One of our favorite memories from our entire trip was leaving the hotel around 6am and driving up Mount Shasta to watch the sun rise.
It was so cold and so quiet. It was just a perfect moment.
My biggest regret from our last road trip wasn’t that we got caught in a blizzard, had to take a 20 mile 25mph detour off of I-10, or that we got a $312 speeding ticket. It was that we packed in such a hurry that we forgot snacks and small meals.
We started the road trip with a bit of patience, taking time out for two sit-down meals on the first day. Every subsequent 16+ hour drive devolved into a Supersize Me kind of day. Our only meals on the last drive home were from Whataburger… (I’m not proud.)
So if you’re going to be impatient speed demons like us, do yourself a favor: Buy some carrot sticks, make a few sandwiches and throw them in a small cooler to keep with you in the car. You won’t need to stop for food AND you won’t feel like a tub of lard at the end of your drive.
We love hiking — getting outside, going farther than you probably should before you turn around, burning calories — but the meals you eat afterward are the best because they’re so guilt-free.
This is what we discussed after our hike at Lair o’ the Bear with Beana while eating cookies and brownies.
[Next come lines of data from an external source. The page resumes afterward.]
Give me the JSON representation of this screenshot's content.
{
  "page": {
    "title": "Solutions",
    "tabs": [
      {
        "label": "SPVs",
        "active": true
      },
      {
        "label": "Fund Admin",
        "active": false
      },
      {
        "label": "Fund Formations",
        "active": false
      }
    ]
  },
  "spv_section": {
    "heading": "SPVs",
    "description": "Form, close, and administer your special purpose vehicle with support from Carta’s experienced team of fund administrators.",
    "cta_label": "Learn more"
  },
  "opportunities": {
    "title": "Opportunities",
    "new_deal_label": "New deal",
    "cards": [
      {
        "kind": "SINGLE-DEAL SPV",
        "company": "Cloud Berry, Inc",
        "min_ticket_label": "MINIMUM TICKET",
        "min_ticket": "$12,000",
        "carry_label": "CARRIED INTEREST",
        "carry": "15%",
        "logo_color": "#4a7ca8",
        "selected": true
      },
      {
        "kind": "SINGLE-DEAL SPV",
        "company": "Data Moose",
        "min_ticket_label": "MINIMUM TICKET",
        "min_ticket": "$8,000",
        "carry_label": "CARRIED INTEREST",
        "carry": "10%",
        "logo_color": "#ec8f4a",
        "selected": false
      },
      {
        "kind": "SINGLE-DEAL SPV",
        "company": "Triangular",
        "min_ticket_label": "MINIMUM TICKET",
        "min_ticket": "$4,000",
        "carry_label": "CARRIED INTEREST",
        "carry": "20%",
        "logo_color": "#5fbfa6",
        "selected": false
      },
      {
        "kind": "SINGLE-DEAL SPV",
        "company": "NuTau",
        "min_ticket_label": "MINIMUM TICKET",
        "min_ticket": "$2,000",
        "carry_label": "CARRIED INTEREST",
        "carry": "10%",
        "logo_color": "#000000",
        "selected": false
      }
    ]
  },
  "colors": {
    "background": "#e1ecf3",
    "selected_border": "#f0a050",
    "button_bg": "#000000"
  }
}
The trail at Lair o’ the Bear wasn’t overly strenuous but it was pretty. From what Beana told us it can get fairly crowded, but we only passed one person on our tromp through the woods.
We saw no lairs nor bears.
After about an hour at Lair o’ the Bear, we’d completed one of the loop trails and decided to move on to Red Rocks because we had not had enough hiking.
So… this hike was an ass-kicker. Not only did the altitude steal every breath from us but the trail has a 16% grade incline.
We went into the Red Rock Amphitheater Hall of Fame downstairs from the parking lot (yep, more stairs).
We made it! I’d definitely recommend hiking around Red Rocks — they’re tough hikes but well worth the views and make you feel like a bad ass when you’re done (though not as bad ass as all of the mountain bikers we saw riding around).
We spent the day in Wimberley, Texas with Debbie on her birthday. We had no real plans, so we just kind of ran around and did whatever we could think of.
We watched a group of glass blowers at Wimberley Glassworks for 30 minutes. They stood around swinging around molten glass on the end of stainless steel sticks like it wasn’t any big deal.
If you ever have the chance, go watch someone blow glass. It’s quite mesmerizing.
After the glass blowing, we had a delicious lunch at The Leaning Pear. They have an amazing reuben and a side salad that can hold its own with roasted/sugared pecans.
They also had this Texas Yaupon tea. Since I’d never heard of it and I love tea, I ordered it. It’s apparently tannin free, which is where real tea (Camellia sinensis) gets its bitterness. It’s really smooth and tastes amazing with a splash of lemon.
We drove around town, bought a few bags of the tea, sadly found out that the local alpaca farm had shut down, then went home to relax for a bit.
We finished up the night with a drive out to San Antonio for some Maggiano’s for dinner and happily made it home alive thanks to my dad’s expert fog driving. Fog, total darkness and tons of hills makes for a very entertaining (read: horrifying) after-dinner drive.
Travel Blog: A couple in search of exploration points